__RAW DATA__.
────
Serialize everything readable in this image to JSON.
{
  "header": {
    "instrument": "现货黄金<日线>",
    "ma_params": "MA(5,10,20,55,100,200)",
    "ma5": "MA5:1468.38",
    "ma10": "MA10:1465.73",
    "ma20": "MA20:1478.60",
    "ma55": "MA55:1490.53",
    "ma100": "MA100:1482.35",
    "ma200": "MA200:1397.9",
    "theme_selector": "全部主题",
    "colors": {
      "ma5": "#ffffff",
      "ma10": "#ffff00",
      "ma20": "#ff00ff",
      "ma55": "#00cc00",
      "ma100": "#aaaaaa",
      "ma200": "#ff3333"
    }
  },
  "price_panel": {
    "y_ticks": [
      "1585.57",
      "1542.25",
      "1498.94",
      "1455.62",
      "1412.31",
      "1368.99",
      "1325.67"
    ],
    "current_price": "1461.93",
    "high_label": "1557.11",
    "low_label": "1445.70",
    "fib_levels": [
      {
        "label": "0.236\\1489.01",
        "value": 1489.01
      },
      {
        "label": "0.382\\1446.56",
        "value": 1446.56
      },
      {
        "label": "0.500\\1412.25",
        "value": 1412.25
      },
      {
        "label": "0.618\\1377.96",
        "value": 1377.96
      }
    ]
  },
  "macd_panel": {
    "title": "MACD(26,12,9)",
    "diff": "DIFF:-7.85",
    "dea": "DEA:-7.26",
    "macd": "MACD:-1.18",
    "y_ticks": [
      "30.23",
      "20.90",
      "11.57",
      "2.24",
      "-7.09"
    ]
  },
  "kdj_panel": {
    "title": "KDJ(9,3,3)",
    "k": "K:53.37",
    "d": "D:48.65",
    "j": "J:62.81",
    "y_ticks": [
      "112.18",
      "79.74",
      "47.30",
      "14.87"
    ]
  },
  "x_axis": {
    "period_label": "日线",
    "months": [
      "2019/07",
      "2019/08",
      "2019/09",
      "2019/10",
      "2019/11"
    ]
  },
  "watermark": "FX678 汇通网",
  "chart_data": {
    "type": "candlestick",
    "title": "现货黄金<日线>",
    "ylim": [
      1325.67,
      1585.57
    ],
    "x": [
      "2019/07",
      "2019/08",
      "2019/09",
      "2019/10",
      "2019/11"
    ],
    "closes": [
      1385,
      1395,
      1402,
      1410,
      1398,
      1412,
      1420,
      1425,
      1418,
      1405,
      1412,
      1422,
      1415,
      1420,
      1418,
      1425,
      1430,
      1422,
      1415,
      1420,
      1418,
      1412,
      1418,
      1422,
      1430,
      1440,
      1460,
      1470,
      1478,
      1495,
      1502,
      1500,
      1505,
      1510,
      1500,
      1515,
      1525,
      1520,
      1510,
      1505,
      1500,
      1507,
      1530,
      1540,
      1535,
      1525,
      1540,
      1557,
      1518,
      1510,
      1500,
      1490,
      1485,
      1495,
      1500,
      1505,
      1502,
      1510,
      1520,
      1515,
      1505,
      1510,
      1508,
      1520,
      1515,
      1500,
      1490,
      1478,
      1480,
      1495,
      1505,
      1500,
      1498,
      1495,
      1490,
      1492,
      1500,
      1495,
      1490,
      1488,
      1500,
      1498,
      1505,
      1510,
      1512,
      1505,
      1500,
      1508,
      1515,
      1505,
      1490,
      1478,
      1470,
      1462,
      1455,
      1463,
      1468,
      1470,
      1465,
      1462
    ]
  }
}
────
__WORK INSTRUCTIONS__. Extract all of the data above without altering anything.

__RESPONSE AREA__.
Serialize everything readable in this image to JSON.
{
  "header": {
    "instrument": "现货黄金<日线>",
    "ma_params": "MA(5,10,20,55,100,200)",
    "ma5": "MA5:1468.38",
    "ma10": "MA10:1465.73",
    "ma20": "MA20:1478.60",
    "ma55": "MA55:1490.53",
    "ma100": "MA100:1482.35",
    "ma200": "MA200:1397.9",
    "theme_selector": "全部主题",
    "colors": {
      "ma5": "#ffffff",
      "ma10": "#ffff00",
      "ma20": "#ff00ff",
      "ma55": "#00cc00",
      "ma100": "#aaaaaa",
      "ma200": "#ff3333"
    }
  },
  "price_panel": {
    "y_ticks": [
      "1585.57",
      "1542.25",
      "1498.94",
      "1455.62",
      "1412.31",
      "1368.99",
      "1325.67"
    ],
    "current_price": "1461.93",
    "high_label": "1557.11",
    "low_label": "1445.70",
    "fib_levels": [
      {
        "label": "0.236\\1489.01",
        "value": 1489.01
      },
      {
        "label": "0.382\\1446.56",
        "value": 1446.56
      },
      {
        "label": "0.500\\1412.25",
        "value": 1412.25
      },
      {
        "label": "0.618\\1377.96",
        "value": 1377.96
      }
    ]
  },
  "macd_panel": {
    "title": "MACD(26,12,9)",
    "diff": "DIFF:-7.85",
    "dea": "DEA:-7.26",
    "macd": "MACD:-1.18",
    "y_ticks": [
      "30.23",
      "20.90",
      "11.57",
      "2.24",
      "-7.09"
    ]
  },
  "kdj_panel": {
    "title": "KDJ(9,3,3)",
    "k": "K:53.37",
    "d": "D:48.65",
    "j": "J:62.81",
    "y_ticks": [
      "112.18",
      "79.74",
      "47.30",
      "14.87"
    ]
  },
  "x_axis": {
    "period_label": "日线",
    "months": [
      "2019/07",
      "2019/08",
      "2019/09",
      "2019/10",
      "2019/11"
    ]
  },
  "watermark": "FX678 汇通网",
  "chart_data": {
    "type": "candlestick",
    "title": "现货黄金<日线>",
    "ylim": [
      1325.67,
      1585.57
    ],
    "x": [
      "2019/07",
      "2019/08",
      "2019/09",
      "2019/10",
      "2019/11"
    ],
    "closes": [
      1385,
      1395,
      1402,
      1410,
      1398,
      1412,
      1420,
      1425,
      1418,
      1405,
      1412,
      1422,
      1415,
      1420,
      1418,
      1425,
      1430,
      1422,
      1415,
      1420,
      1418,
      1412,
      1418,
      1422,
      1430,
      1440,
      1460,
      1470,
      1478,
      1495,
      1502,
      1500,
      1505,
      1510,
      1500,
      1515,
      1525,
      1520,
      1510,
      1505,
      1500,
      1507,
      1530,
      1540,
      1535,
      1525,
      1540,
      1557,
      1518,
      1510,
      1500,
      1490,
      1485,
      1495,
      1500,
      1505,
      1502,
      1510,
      1520,
      1515,
      1505,
      1510,
      1508,
      1520,
      1515,
      1500,
      1490,
      1478,
      1480,
      1495,
      1505,
      1500,
      1498,
      1495,
      1490,
      1492,
      1500,
      1495,
      1490,
      1488,
      1500,
      1498,
      1505,
      1510,
      1512,
      1505,
      1500,
      1508,
      1515,
      1505,
      1490,
      1478,
      1470,
      1462,
      1455,
      1463,
      1468,
      1470,
      1465,
      1462
    ]
  }
}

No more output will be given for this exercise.